The American Civil Liberties Union has always defended the right to free speechwhich is why, in 2009, when the U.S. Supreme Court deliberated Citizens United v. Federal Election Commission, the organization filed an amicus brief arguing that a law banning unions and corporations from engaging in "electioneering communications" violated the First Amendment. The Court agreed, and its decision would allow for unlimited corporate spending in elections.
But the ACLU of Montana is taking a different tack. It supported the state of Montana when it recently upheld its century-old Corrupt Practices Act, which barred direct corporate spending intended to influence election outcomes, despite the Citizens United ruling. By breaking from the national organization, the ACLU of Montana suggests that corporate spending in elections can stifle free speech, not expand it.
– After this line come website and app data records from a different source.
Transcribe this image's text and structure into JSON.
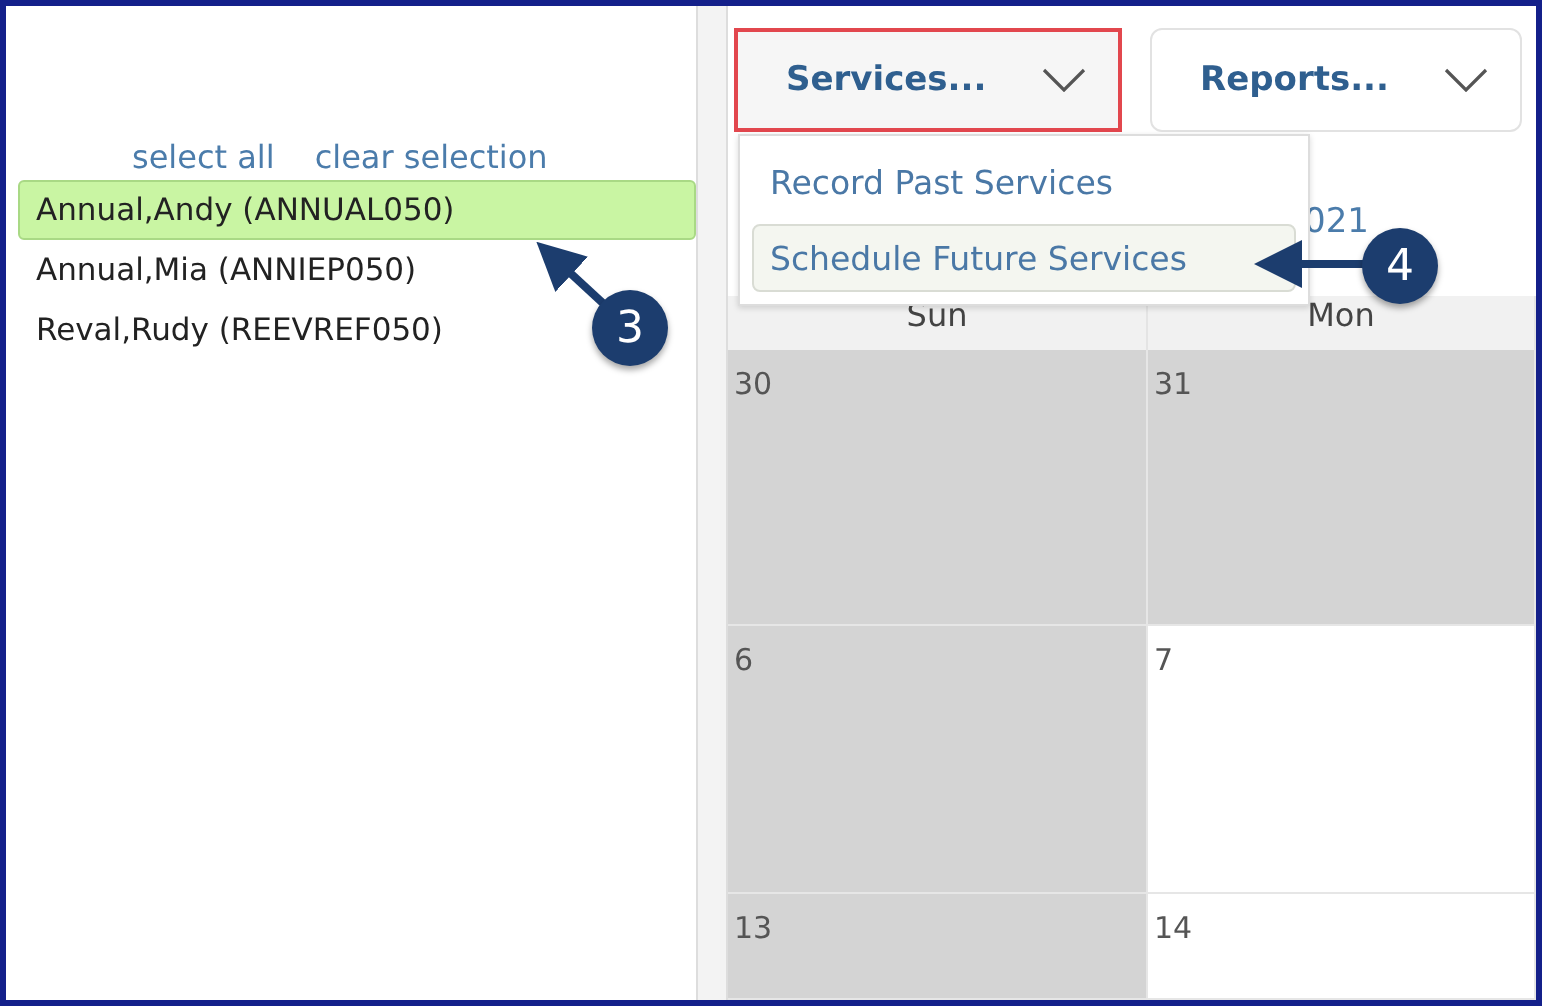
{
  "patient_panel": {
    "select_all": "select all",
    "clear_selection": "clear selection",
    "patients": [
      {
        "label": "Annual,Andy (ANNUAL050)",
        "selected": true
      },
      {
        "label": "Annual,Mia (ANNIEP050)",
        "selected": false
      },
      {
        "label": "Reval,Rudy (REEVREF050)",
        "selected": false
      }
    ]
  },
  "toolbar": [
    {
      "label": "Services...",
      "highlighted": true
    },
    {
      "label": "Reports...",
      "highlighted": false
    }
  ],
  "services_menu": [
    {
      "label": "Record Past Services",
      "hovered": false
    },
    {
      "label": "Schedule Future Services",
      "hovered": true
    }
  ],
  "calendar": {
    "title": "021",
    "weekdays": [
      "Sun",
      "Mon"
    ],
    "weeks": [
      [
        {
          "day": "30",
          "shaded": true
        },
        {
          "day": "31",
          "shaded": true
        }
      ],
      [
        {
          "day": "6",
          "shaded": true
        },
        {
          "day": "7",
          "shaded": false
        }
      ],
      [
        {
          "day": "13",
          "shaded": true
        },
        {
          "day": "14",
          "shaded": false
        }
      ]
    ]
  },
  "callouts": [
    "3",
    "4"
  ]
}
"If our social, political and economic structure has evolved to the point where not everyone is being heard because some people are dominating the airwaves, then I think that's cause for concern among those who favor the free speech rights that are protected by the First Amendment of the U.S. Constitution and the Montana Constitution," says ACLU of Montana Director Jon Ellingson.
Likewise, the ACLU of Montana argued in its amicus brief before the state supreme court that corporate corruption "can be found when the evidence indicates that the democratic process has been undermined through intentionally overwhelming the citizenry's voice and undermining the individual voter's confidence in the political process."
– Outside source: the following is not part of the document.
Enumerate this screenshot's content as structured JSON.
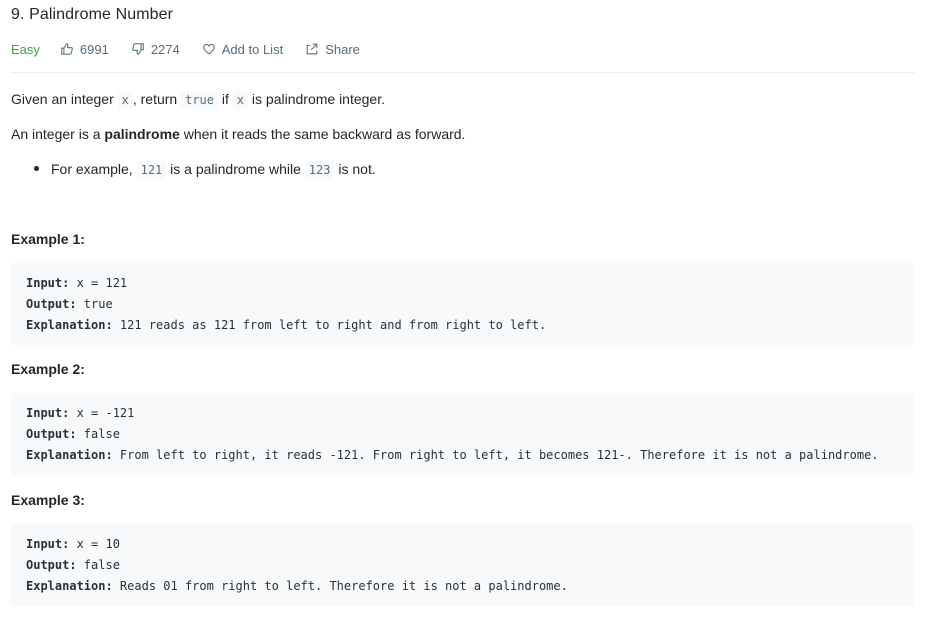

Montana, Ellingson says, has "mountains" of such evidence: Before the Corrupt Practices Act, during the days of the Copper Kings, corporations dominated the political process. Magnate William A. Clark famously bribed the Montana Legislature to appoint him to the U.S. Senate. Ellingson says such episodes serve "as a lesson to us about what can happen when there is unregulated money introduced into the political process to influence people."
The national ACLU has stuck to its pro-Citizens United stance, though it appears to be softening it. In 2010, the organization's board revised its campaign-finance policy relating to voluntary public financing plans, acknowledging that "very large contributions to candidates may lead to undue influence or corruption and, at a minimum, have the appearance of impropriety and undermine public confidence in the electoral system's integrity."